If the SUNLinearSolver object self-identifies as having type SUNLINEARSOLVER_ITERATIVE or SUNLINEARSOLVER_MATRIX_ITERATIVE then KINLS will adjust the linear solver tolerance delta as described in §8.2.9 during the course of the nonlinear solve process. However, if the iterative linear solver does not support scaling matrices (i.e., the SUNLinSolSetScalingVectors routine is NULL), then KINLS will be unable to fully handle ill-conditioning in the nonlinear solve process through the solution and residual scaling operators described in §8.2.4. In this case, KINLS will attempt to adjust the linear solver tolerance to account for this lack of functionality. To this end, the following assumptions are made:

1. All residual components have similar magnitude; hence the scaling matrix $$D_F$$ used in computing the linear residual norm (see §8.2.4) should satisfy the assumption

$(D_F)_{i,i} \approx D_{F,mean},\quad \text{for}\quad i=0,\ldots,n-1.$
2. The SUNLinearSolver object uses a standard 2-norm to measure convergence.

Since KINSOL uses $$D_F$$ as the left-scaling matrix, $$S_1 = D_F$$, then the linear solver convergence requirement is converted as follows (using the notation from equations (11.1)(11.2):

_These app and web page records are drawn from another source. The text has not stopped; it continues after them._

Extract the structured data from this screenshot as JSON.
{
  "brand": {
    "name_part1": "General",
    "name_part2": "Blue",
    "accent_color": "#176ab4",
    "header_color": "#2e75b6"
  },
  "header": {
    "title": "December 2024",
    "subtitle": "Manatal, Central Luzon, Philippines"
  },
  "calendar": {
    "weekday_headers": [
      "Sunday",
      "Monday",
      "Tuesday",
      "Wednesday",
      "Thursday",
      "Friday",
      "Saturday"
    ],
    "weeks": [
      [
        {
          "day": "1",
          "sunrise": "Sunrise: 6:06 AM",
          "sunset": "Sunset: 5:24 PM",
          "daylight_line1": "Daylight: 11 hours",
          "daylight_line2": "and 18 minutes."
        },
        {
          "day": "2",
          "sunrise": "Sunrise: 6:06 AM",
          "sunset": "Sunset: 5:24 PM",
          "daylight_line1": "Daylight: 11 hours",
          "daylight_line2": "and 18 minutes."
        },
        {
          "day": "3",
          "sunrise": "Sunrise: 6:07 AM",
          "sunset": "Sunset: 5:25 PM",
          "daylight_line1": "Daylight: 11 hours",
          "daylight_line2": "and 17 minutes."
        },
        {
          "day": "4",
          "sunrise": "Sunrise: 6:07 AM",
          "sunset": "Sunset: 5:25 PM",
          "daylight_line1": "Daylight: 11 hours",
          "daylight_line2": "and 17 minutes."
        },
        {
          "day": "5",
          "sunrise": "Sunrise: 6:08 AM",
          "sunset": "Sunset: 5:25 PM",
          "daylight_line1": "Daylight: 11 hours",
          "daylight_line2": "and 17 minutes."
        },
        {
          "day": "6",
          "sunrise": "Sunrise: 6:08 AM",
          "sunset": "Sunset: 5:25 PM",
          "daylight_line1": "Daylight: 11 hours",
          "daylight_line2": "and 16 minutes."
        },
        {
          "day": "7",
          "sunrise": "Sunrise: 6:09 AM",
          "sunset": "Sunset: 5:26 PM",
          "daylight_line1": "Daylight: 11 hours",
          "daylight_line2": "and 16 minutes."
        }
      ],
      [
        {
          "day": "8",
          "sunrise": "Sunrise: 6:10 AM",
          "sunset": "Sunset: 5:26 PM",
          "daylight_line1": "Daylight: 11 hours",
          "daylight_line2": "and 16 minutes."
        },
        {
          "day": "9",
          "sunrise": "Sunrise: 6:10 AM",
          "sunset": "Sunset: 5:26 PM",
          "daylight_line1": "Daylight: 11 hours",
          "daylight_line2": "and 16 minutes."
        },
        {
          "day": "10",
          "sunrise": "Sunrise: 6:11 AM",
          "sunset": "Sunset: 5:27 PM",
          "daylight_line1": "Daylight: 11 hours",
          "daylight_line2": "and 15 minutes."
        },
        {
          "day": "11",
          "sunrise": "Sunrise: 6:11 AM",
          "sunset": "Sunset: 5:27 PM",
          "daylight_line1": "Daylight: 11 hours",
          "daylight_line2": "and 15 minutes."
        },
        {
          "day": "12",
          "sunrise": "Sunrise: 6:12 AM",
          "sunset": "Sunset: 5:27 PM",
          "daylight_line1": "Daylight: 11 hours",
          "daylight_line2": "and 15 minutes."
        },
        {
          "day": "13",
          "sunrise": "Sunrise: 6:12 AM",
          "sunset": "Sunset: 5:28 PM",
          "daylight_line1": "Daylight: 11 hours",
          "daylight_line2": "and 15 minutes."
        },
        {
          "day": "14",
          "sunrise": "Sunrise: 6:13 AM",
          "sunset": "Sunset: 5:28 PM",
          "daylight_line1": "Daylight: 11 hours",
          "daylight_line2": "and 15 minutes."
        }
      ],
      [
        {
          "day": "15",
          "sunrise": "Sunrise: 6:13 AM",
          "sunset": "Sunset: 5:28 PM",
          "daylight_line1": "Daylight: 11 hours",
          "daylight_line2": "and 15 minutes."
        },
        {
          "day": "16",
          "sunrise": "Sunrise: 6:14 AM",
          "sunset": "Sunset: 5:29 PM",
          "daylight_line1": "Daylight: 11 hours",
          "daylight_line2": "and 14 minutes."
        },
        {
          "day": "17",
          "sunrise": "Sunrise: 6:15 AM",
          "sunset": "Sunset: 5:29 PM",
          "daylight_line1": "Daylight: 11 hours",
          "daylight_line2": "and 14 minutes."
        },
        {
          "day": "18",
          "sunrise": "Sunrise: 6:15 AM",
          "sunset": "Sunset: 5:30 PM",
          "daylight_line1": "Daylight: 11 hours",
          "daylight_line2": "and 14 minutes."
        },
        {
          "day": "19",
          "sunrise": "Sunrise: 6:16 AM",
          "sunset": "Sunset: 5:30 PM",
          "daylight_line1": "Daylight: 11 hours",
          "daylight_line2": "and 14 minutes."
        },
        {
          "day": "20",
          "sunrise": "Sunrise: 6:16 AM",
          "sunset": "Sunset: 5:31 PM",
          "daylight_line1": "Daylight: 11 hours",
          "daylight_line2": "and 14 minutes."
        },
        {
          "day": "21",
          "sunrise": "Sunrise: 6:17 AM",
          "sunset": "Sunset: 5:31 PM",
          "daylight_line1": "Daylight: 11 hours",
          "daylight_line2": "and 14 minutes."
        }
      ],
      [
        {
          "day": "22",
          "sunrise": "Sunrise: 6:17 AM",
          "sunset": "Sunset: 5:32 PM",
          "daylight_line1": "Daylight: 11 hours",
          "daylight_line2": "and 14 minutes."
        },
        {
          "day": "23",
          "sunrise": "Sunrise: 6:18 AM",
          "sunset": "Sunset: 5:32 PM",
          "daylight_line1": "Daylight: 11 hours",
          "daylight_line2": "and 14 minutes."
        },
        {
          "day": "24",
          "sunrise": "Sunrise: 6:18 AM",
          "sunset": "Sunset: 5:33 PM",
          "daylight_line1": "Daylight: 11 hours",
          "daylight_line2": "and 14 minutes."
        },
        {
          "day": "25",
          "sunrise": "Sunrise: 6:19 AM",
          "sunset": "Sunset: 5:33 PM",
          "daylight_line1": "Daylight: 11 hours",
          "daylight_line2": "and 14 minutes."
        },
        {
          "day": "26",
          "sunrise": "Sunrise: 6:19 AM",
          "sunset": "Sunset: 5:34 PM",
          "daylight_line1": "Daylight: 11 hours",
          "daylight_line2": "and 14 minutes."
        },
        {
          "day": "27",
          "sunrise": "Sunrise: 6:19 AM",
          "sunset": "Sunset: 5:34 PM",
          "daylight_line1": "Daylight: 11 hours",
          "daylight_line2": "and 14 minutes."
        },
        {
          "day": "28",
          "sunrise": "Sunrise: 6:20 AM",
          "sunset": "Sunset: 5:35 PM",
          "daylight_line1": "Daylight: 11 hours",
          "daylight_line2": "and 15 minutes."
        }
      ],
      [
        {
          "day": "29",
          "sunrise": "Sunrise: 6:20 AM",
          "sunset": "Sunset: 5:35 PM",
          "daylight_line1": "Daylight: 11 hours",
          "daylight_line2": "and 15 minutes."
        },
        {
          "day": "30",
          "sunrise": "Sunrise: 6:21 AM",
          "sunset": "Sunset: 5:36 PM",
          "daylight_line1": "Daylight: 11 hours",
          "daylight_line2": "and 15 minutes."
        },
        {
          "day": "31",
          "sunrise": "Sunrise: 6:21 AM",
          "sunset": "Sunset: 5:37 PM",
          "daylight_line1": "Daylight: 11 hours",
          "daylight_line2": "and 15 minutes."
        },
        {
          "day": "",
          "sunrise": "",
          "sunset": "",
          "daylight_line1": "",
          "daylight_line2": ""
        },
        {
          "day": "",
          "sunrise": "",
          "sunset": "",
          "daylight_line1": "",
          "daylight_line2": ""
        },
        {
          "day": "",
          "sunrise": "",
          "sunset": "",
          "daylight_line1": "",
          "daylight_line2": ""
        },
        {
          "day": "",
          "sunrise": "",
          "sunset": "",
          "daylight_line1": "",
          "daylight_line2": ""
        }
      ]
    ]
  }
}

$\begin{split}&\| \tilde{b} - \tilde{A} \tilde{x} \|_2 < \text{tol}\\ \Leftrightarrow \quad & \| D_F P_1^{-1} b - D_F P_1^{-1} A x \|_2 < \text{tol}\\ \Leftrightarrow \quad & \sum_{i=0}^{n-1} \left[(D_F)_{i,i} \left(P_1^{-1} (b - A x)\right)_i\right]^2 < \text{tol}^2\\ \Leftrightarrow \quad & D_{F,mean}^2 \sum_{i=0}^{n-1} \left[\left(P_1^{-1} (b - A x)\right)_i\right]^2 < \text{tol}^2\\ \Leftrightarrow \quad & \sum_{i=0}^{n-1} \left[\left(P_1^{-1} (b - A x)\right)_i\right]^2 < \left(\frac{\text{tol}}{D_{F,mean}}\right)^2\\ \Leftrightarrow \quad & \| P_1^{-1} (b - A x)\|_2 < \frac{\text{tol}}{D_{F,mean}}\end{split}$

Therefore the tolerance scaling factor

$D_{F,mean} = \frac{1}{\sqrt{n}}\left(\sum_{i=0}^{n-1} (D_F)_{i,i}^2\right)^{1/2}$

is computed and the scaled tolerance delta$$= \text{tol} / D_{F,mean}$$ is supplied to the SUNLinearSolver object.

## 11.7.3. Matrix-embedded solver incompatibility

At present, KINLS is incompatible with SUNLinearSolver objects that self-identify as having type SUNLINEARSOLVER_MATRIX_EMBEDDED. Support for such user-supplied linear solvers may be added in a future release. Users interested in such support are recommended to contact the SUNDIALS development team.